MATERIAL FOR THIS EXERCISE Start Marker

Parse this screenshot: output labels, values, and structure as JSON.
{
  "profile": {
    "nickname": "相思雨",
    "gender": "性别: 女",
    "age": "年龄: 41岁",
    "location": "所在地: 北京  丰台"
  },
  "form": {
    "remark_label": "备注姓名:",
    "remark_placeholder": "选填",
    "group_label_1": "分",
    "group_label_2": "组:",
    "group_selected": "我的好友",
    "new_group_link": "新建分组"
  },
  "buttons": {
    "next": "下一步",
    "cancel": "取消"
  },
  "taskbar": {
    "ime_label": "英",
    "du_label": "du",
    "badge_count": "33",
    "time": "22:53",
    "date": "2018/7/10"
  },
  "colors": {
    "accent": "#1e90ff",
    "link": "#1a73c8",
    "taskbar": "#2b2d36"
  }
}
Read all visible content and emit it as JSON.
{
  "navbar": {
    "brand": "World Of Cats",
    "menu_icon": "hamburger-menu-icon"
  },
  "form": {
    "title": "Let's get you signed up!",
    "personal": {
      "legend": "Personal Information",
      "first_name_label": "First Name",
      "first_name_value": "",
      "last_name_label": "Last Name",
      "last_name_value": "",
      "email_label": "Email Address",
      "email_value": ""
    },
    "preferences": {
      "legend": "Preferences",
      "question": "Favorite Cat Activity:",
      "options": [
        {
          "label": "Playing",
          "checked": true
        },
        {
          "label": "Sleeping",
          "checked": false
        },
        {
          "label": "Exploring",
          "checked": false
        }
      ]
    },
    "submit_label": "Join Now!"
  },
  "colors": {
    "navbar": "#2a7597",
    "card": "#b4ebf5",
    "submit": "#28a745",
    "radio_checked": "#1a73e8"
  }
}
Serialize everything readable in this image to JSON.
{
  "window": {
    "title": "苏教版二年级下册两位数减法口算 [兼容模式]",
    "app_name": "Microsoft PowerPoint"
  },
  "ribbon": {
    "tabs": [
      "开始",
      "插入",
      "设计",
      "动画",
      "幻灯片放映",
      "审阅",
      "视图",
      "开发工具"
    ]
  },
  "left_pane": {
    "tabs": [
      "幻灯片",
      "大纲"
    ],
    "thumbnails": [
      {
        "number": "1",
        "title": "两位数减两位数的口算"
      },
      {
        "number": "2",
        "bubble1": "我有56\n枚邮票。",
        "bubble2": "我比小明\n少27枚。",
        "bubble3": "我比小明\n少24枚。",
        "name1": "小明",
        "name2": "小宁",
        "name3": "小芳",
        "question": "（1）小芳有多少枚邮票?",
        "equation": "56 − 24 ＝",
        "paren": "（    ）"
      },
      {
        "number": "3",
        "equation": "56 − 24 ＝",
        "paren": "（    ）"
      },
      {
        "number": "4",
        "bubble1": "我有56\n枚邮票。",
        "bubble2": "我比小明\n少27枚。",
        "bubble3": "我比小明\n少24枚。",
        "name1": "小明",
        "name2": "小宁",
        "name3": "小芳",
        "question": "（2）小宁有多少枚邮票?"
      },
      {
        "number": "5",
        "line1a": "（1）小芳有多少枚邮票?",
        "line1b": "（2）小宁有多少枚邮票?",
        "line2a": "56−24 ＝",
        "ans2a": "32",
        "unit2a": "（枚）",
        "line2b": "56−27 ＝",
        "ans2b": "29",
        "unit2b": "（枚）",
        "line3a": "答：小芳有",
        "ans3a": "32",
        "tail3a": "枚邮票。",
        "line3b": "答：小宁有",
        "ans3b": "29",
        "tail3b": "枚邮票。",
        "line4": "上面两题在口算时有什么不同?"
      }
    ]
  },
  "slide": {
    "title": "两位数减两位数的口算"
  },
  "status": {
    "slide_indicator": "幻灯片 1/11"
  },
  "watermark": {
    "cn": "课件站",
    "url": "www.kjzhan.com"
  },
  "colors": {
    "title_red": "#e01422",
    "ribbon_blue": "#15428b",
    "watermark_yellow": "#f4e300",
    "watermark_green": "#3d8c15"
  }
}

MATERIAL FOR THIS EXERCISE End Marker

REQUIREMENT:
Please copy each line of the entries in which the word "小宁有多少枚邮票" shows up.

YOUR RESPONSE:
        "question": "（2）小宁有多少枚邮票?"
        "line1b": "（2）小宁有多少枚邮票?",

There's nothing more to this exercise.